- Brief: Please copy out all lines of the entries that contain the word "label".

- Available data:
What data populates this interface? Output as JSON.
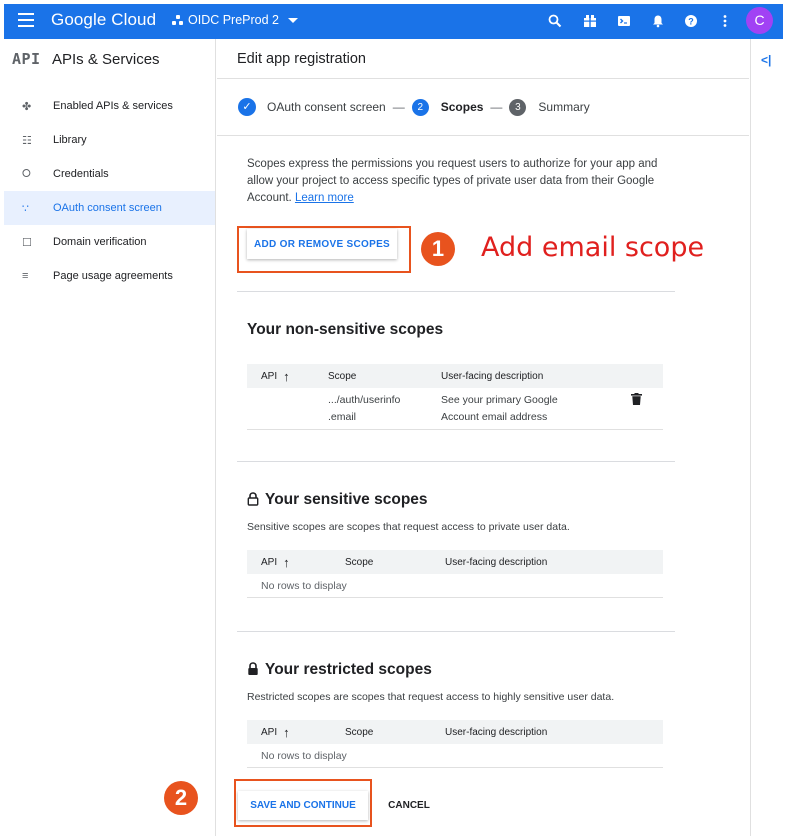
{
  "topbar": {
    "brand": "Google Cloud",
    "project": "OIDC PreProd 2",
    "avatar_letter": "C"
  },
  "sidebar": {
    "logo": "API",
    "title": "APIs & Services",
    "items": [
      {
        "label": "Enabled APIs & services",
        "icon": "✤"
      },
      {
        "label": "Library",
        "icon": "☷"
      },
      {
        "label": "Credentials",
        "icon": "⭘"
      },
      {
        "label": "OAuth consent screen",
        "icon": "∵"
      },
      {
        "label": "Domain verification",
        "icon": "☐"
      },
      {
        "label": "Page usage agreements",
        "icon": "≡"
      }
    ]
  },
  "main": {
    "page_title": "Edit app registration",
    "steps": [
      {
        "label": "OAuth consent screen",
        "state": "done"
      },
      {
        "num": "2",
        "label": "Scopes",
        "state": "current"
      },
      {
        "num": "3",
        "label": "Summary",
        "state": "todo"
      }
    ],
    "intro_text": "Scopes express the permissions you request users to authorize for your app and allow your project to access specific types of private user data from their Google Account.",
    "learn_more": "Learn more",
    "add_scopes_button": "ADD OR REMOVE SCOPES",
    "annotation_1_num": "1",
    "annotation_1_text": "Add email scope",
    "annotation_2_num": "2",
    "non_sensitive": {
      "title": "Your non-sensitive scopes",
      "columns": [
        "API",
        "Scope",
        "User-facing description"
      ],
      "rows": [
        {
          "api": "",
          "scope": ".../auth/userinfo\n.email",
          "description": "See your primary Google\nAccount email address"
        }
      ]
    },
    "sensitive": {
      "title": "Your sensitive scopes",
      "description": "Sensitive scopes are scopes that request access to private user data.",
      "columns": [
        "API",
        "Scope",
        "User-facing description"
      ],
      "empty": "No rows to display"
    },
    "restricted": {
      "title": "Your restricted scopes",
      "description": "Restricted scopes are scopes that request access to highly sensitive user data.",
      "columns": [
        "API",
        "Scope",
        "User-facing description"
      ],
      "empty": "No rows to display"
    },
    "save_button": "SAVE AND CONTINUE",
    "cancel_button": "CANCEL"
  },
  "colors": {
    "primary": "#1a73e8",
    "annotation": "#e8531e",
    "annotation_text": "#e0201e",
    "avatar": "#a142f4"
  }
}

- Answer for the task:
        "label": "Enabled APIs & services",
        "label": "Library",
        "label": "Credentials",
        "label": "OAuth consent screen",
        "label": "Domain verification",
        "label": "Page usage agreements",
        "label": "OAuth consent screen",
        "label": "Scopes",
        "label": "Summary",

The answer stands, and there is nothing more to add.